**What is being asked:** Look through the listing below, and wherever a line has the string "data", pull it out.

**Information supplied:**

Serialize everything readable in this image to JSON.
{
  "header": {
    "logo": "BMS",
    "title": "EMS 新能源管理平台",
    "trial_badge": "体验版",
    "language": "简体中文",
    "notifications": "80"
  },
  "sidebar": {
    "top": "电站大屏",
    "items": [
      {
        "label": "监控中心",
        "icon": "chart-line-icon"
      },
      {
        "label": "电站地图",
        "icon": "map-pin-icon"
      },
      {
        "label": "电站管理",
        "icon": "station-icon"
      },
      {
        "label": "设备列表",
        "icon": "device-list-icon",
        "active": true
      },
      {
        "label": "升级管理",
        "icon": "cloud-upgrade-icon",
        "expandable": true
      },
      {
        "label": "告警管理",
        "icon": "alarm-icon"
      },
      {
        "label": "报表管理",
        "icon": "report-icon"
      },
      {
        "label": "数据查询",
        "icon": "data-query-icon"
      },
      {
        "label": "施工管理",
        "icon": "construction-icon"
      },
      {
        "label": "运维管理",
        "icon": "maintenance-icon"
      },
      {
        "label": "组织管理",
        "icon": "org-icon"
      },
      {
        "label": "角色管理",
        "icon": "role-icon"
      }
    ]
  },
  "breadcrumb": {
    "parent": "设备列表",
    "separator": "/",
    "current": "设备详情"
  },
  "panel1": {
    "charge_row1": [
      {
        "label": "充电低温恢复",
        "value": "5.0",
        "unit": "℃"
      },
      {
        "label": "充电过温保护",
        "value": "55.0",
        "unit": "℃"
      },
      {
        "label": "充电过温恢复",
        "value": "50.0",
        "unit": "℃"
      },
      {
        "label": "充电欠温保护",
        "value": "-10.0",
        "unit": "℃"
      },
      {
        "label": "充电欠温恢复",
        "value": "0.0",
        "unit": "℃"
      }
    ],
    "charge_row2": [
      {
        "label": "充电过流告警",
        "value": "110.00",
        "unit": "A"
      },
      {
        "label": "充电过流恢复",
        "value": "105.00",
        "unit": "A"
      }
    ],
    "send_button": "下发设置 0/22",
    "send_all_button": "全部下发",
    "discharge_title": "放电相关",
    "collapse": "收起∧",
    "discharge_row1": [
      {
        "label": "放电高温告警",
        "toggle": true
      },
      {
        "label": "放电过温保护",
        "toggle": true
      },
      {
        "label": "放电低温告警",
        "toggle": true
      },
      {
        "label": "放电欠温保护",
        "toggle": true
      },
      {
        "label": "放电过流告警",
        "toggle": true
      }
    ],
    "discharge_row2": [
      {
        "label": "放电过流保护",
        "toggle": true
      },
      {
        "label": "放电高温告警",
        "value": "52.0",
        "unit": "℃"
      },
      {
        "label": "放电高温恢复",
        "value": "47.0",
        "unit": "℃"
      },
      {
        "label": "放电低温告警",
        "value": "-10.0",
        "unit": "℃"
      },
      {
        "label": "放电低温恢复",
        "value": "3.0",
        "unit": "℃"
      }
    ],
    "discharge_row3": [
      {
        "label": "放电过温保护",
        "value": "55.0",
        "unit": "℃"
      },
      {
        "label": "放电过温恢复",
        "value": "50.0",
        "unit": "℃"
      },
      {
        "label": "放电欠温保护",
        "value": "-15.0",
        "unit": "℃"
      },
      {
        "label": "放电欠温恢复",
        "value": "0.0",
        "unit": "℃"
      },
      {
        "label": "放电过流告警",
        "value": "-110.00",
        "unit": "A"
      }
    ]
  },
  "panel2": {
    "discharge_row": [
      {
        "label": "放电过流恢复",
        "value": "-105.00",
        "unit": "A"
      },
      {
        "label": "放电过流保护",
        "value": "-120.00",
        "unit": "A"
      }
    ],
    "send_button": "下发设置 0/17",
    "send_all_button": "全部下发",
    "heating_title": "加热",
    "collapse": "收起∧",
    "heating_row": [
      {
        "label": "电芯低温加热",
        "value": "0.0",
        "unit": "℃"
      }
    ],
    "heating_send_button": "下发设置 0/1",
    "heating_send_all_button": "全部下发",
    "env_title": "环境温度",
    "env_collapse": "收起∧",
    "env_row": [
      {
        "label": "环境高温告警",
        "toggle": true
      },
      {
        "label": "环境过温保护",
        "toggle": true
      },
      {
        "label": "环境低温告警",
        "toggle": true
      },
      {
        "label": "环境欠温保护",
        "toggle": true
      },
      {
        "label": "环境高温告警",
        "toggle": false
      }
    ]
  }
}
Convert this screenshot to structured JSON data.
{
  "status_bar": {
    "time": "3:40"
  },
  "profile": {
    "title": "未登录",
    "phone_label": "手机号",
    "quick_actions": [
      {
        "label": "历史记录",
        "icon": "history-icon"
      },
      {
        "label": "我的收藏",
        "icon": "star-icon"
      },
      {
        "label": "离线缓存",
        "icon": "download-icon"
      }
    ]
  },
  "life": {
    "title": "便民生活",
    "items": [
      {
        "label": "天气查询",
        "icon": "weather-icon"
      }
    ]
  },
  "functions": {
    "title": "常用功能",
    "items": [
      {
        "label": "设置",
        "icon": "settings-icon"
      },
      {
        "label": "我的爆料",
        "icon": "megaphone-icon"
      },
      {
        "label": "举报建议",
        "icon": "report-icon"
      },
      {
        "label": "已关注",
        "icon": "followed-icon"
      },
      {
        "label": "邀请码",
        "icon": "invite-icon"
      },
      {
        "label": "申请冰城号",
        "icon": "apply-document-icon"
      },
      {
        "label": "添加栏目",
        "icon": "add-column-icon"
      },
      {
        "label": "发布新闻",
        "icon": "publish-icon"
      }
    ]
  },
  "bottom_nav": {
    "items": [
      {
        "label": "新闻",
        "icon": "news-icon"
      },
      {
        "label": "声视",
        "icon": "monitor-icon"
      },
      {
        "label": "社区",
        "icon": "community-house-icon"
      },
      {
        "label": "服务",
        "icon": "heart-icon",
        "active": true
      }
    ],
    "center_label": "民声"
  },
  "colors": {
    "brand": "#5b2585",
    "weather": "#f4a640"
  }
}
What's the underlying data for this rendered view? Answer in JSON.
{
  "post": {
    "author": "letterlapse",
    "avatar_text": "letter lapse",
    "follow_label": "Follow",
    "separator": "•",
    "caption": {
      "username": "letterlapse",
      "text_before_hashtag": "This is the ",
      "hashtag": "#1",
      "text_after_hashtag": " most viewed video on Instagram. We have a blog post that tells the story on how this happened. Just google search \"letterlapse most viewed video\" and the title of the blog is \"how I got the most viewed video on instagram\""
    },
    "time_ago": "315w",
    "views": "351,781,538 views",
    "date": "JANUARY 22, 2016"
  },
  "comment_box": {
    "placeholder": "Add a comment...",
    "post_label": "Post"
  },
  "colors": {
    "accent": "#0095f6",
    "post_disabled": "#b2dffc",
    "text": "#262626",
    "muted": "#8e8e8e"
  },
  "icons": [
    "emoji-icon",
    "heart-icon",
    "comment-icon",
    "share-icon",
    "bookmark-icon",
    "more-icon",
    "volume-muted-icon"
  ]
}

**Answer to this problem:**
        "icon": "data-query-icon"
Convert this screenshot to structured JSON data.
What's the underlying data for this rendered view? Answer in JSON.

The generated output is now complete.